  5. ^ Kadr, Salahden Ghareb (2010). Klimatische Optimierung von verdichteten Wohnhäusern in Irakisch-Kurdistan (in German). Univerlagtuberlin. ISBN 978-3-7983-2238-7.
  6. ^ Scheler, Claudia Rammelt (Hg ) in Verbindung mit Jan Gehm und Rebekka (2019-04-26). Pluralität und Koexistenz, Gewalt, Flucht und Vertreibung: Christliche, jesidische und muslimische Lebenswelten in den gegenwärtigen Umbrüchen im Nahen Osten (in German). LIT Verlag Münster. ISBN 978-3-643-14293-1.
  7. ^ "Duhok". Retrieved Oct 6, 2020.
  8. ^ Williams, Henry (2018). Ancient Mesopotamia. Ozymandias Press. ISBN 978-1-5312-6292-1.
  9. ^ Campbell, John (1891). The Hittites: Their Inscriptions and Their History. J.C. Nimmo. p. 248.
  10. ^ Williams, Henry Smith. The Historians' History of the World Vol.1 (of 25) (Illustrations): Prolegomena; Egypt, Mesopotamia.

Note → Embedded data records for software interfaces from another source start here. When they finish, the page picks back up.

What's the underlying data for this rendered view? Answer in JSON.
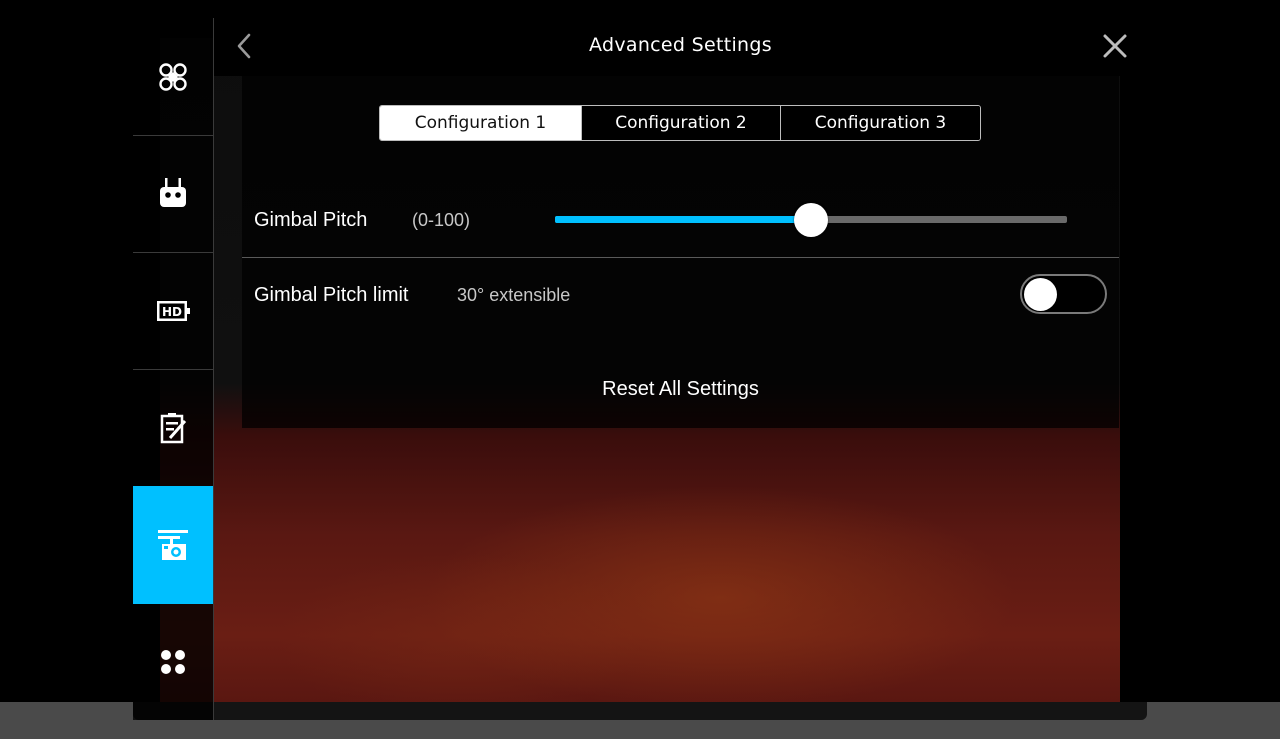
{
  "header": {
    "title": "Advanced Settings"
  },
  "sidebar": {
    "items": [
      {
        "icon": "aircraft-icon",
        "active": false
      },
      {
        "icon": "remote-controller-icon",
        "active": false
      },
      {
        "icon": "hd-transmission-icon",
        "active": false
      },
      {
        "icon": "checklist-icon",
        "active": false
      },
      {
        "icon": "gimbal-camera-icon",
        "active": true
      },
      {
        "icon": "more-grid-icon",
        "active": false
      }
    ]
  },
  "configurations": {
    "tabs": [
      "Configuration 1",
      "Configuration 2",
      "Configuration 3"
    ],
    "selected": "Configuration 1"
  },
  "gimbal_pitch": {
    "label": "Gimbal Pitch",
    "range": "(0-100)",
    "value": 50
  },
  "gimbal_pitch_limit": {
    "label": "Gimbal Pitch limit",
    "description": "30° extensible",
    "enabled": false
  },
  "reset_label": "Reset All Settings",
  "colors": {
    "accent": "#00c0ff",
    "background": "#000000",
    "text": "#ffffff"
  }
}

THE TROW PRESS.
  11. ^ Société des études arméniennes, Fundação Calouste Gulbenkian, Association de la revue des études arméniennes (1989). Revue des études arméniennes, Volume 21. pp. 303, 309.CS1 maint: multiple names: authors list (link)
  12. ^ NAARDA, Dictionary of Greek and Roman Geography (1854)
  13. ^ BAHDĪNĀN. "Encyclopaedia Iranica". www.iranicaonline.org.
  14. ^ M. Zaken, Jewish Subjects and Their Tribal Chieftains in Kurdistan, 376 pp., Brill, 2007.
  15. ^ Mar Narsi church. "Dhouk". www.ishtartv.com.
  16. ^ Khalel, Sheren; Vickery, Matthew (27 October 2014). "The Forgotten Yazidis". Foreign Policy Magazine.
  17. ^ Interactive. "Iraq's exodus". www.aljazeera.com.
  18. ^ "DTM-IOM-Iraq Mission". iraqdtm.iom.int. Retrieved 2019-08-08.
  19. ^ "Dahuk, Iraq Climate". My Forecast. Retrieved 2014-01-04.
  20. ^ "Climate, weather, temperatures - City : DUHOK". Levoyageur. Retrieved 2014-01-04.
  21. ^ Researchers in Kurdistan's Duhok find artifact over 2,000 years old

External links[edit]